But here is the thing. You order a test it should be to confirm your clinical diagnosis, or exclude serious ones. A test should rarely if ever be used to go fishing for a diagnosis we have not made. That rotator cuff tendon tear you find on USS..who knows if it was there before the pain or not? And now its something you and the patient can get perhaps overly fixated on..maybe even lead to surgery that may or may not be superior to conservative management in the long run.

This is somewhat like acute back pain in GP medicine. Imaging rarely  helps initially..no more than clinical exam..unless there are red flags . Treat the pain, treat the person, treat their functioning. Dont worry about something on an xray that may or may not be the cause of the pain and certainly be wary of suggestions that surgery may help back pain cause there is some mild disc pathology.

I have never referred a shoulder pain patient to a rheumatologist. As GPs we should be able to manage common shoulder presentations.
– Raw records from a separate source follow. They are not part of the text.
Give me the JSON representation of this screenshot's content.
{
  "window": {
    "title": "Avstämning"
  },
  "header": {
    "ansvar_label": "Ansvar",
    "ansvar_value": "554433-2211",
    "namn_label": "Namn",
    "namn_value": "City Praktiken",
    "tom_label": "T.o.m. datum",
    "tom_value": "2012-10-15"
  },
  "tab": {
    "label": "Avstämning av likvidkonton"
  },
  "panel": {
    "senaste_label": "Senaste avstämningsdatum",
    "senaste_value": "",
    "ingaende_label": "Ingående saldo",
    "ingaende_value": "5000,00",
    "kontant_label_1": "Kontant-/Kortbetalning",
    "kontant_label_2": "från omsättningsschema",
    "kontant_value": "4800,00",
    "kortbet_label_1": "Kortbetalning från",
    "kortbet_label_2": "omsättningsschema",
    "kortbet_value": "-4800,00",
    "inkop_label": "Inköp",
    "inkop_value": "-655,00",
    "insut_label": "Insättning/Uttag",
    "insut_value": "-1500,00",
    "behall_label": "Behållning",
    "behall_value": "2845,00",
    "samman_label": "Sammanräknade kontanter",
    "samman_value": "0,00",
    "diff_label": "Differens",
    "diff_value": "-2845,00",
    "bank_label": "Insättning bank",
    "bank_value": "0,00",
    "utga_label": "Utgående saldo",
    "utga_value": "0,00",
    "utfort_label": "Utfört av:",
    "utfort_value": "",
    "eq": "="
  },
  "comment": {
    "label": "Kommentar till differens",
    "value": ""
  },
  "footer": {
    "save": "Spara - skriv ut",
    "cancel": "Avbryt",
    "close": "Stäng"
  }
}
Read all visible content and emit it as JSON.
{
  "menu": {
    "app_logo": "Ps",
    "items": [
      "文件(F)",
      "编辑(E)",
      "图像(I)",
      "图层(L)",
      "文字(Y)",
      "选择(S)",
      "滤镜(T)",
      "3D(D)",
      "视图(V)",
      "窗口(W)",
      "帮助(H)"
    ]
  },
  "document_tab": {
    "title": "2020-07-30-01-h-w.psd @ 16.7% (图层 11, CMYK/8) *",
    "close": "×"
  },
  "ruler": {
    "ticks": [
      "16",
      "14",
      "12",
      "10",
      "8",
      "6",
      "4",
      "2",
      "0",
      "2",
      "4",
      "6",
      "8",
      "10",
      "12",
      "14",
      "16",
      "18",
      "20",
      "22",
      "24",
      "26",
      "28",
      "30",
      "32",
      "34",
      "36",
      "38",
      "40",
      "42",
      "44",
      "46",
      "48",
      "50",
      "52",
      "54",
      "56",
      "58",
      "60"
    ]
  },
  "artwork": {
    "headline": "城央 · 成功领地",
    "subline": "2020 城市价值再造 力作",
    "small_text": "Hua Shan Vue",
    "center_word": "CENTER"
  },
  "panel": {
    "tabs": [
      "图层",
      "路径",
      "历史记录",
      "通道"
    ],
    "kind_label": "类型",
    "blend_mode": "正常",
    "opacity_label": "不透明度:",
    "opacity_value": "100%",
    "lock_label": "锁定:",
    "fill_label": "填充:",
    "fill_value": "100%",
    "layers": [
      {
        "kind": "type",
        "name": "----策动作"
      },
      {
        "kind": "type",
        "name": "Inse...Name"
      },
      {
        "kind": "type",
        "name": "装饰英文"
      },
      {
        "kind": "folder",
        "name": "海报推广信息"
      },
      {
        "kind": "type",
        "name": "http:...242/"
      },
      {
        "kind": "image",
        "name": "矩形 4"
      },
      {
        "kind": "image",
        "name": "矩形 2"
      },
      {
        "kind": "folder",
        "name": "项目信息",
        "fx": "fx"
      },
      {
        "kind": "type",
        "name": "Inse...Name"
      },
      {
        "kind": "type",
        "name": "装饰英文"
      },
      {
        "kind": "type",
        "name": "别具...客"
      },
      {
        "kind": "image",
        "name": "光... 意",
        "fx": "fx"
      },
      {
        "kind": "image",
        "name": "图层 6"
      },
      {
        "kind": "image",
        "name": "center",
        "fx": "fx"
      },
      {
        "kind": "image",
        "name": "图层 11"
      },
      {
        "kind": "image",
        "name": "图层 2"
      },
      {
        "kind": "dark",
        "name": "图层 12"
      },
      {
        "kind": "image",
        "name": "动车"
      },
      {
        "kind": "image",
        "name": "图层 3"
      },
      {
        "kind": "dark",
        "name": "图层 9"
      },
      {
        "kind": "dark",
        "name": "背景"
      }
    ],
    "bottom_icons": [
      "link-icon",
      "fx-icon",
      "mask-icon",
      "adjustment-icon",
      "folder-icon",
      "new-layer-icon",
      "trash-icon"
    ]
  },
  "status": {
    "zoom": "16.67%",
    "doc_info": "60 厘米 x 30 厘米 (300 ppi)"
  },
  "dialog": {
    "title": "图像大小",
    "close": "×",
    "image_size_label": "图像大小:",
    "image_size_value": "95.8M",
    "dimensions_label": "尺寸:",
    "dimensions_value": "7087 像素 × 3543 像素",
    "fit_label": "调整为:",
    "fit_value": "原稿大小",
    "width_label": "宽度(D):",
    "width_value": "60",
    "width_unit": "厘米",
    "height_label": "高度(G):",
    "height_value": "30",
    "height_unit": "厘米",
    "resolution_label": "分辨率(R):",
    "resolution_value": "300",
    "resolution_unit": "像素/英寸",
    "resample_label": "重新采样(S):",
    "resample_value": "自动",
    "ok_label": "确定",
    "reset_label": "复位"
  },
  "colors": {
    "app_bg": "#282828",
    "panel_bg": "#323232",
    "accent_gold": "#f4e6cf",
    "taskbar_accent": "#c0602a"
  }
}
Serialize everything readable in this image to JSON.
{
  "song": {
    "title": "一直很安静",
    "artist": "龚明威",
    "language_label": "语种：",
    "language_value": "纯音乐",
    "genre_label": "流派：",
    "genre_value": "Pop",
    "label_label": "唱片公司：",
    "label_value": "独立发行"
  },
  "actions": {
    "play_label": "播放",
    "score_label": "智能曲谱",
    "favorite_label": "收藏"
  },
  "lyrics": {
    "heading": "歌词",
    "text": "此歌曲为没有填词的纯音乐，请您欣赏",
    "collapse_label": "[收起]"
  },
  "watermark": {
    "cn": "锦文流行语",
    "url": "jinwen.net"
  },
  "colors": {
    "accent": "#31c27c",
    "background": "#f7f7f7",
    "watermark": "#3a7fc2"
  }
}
I do refer to shoulder surgeons for acute tendon tears and in cases where earlier return to activity is highly valued by the patient. I inject shoulders anatomically. I have learnt shoulder USS and do this regularly as part of my examination. I dont use USS to inject shoulders..its just not necessary and makes a simple procedure more complex than it need be.

What do you do ?

 

Advertisements

2 thoughts on “SHoulder pain management in General Practice : Do what I say not what I do…

  1. Pingback: Where Disorders Meet Healthy

  2. An interesting discussion, Minh!

    I must admit I probably do “over-image” for shoulder pain but that’s partly because of patient demand and also partly because of my own lack of confidence in my musculoskeletal diagnostic skills. Mind you, I think I’m probably as good as most young GPs in this area – ie, somewhere between hopeless and pretty good. Musculoskeletal is an area of medicine that is not taught well at the student level and is constantly identified by registrars as an area of weakness.

    I agree with your advice about history and examination being the cornerstone of diagnosis and interpreting imaging with caution! I followed up a patient recently who had been seen by another doctor with shoulder pain and had an USS guided subacromial steroid injection because there had been an ultrasound report demonstrating “very minor bursal thickening.” He had had very little response to the steroid injection and now, 6/52 later, wanted another one. But his history didn’t support the diagnosis of bursitis and nor did his examination, which was more suggestive of early capsulitis. It just demonstrates how people can be fooled into latching onto one minor abnormality on the USS and ascribing all the symptoms to it even if it doesn’t match the clinical picture at all.

    In any case, I DO like to do my own anatomical injections because I enjoy doing procedures, it’s cheaper and more convenient for the patient and also I feel like it’s one of the basic skills a well rounded GP should have. But again, it’s not something that’s well taught so I’m having to rely on a combination of online / FOAM resources and ad-hoc advice from a good friend of mine who is both an excellent physio and now musculoskeletal GP who helps me out in exchange for womens health tutorials! The other barrier is that patients often demand the USS guided injections because they want “the best care” and perceive it to be so.

    I rarely refer shoulder pain to specialists. Occasionally ortho but never rheum. I think the far more underutilised specialist for shoulder pain is the physio. And for some reason patients seem to think that you are fobbing them off if you insist they see a physio… and unfortunately for some the cost of a good course of physio treatments is cost prohibitive.

    I would definitely love to see more musculoskeletal FOAM to help me buff up this area of my practice. Do you know of any good resources already out there?

Leave a Reply

Fill in your details below or click an icon to log in:

WordPress.com Logo

You are commenting using your WordPress.com account. Log Out / Change )

Twitter picture

You are commenting using your Twitter account. Log Out / Change )

Facebook photo

You are commenting using your Facebook account. Log Out / Change )

Google+ photo

You are commenting using your Google+ account. Log Out / Change )

Connecting to %s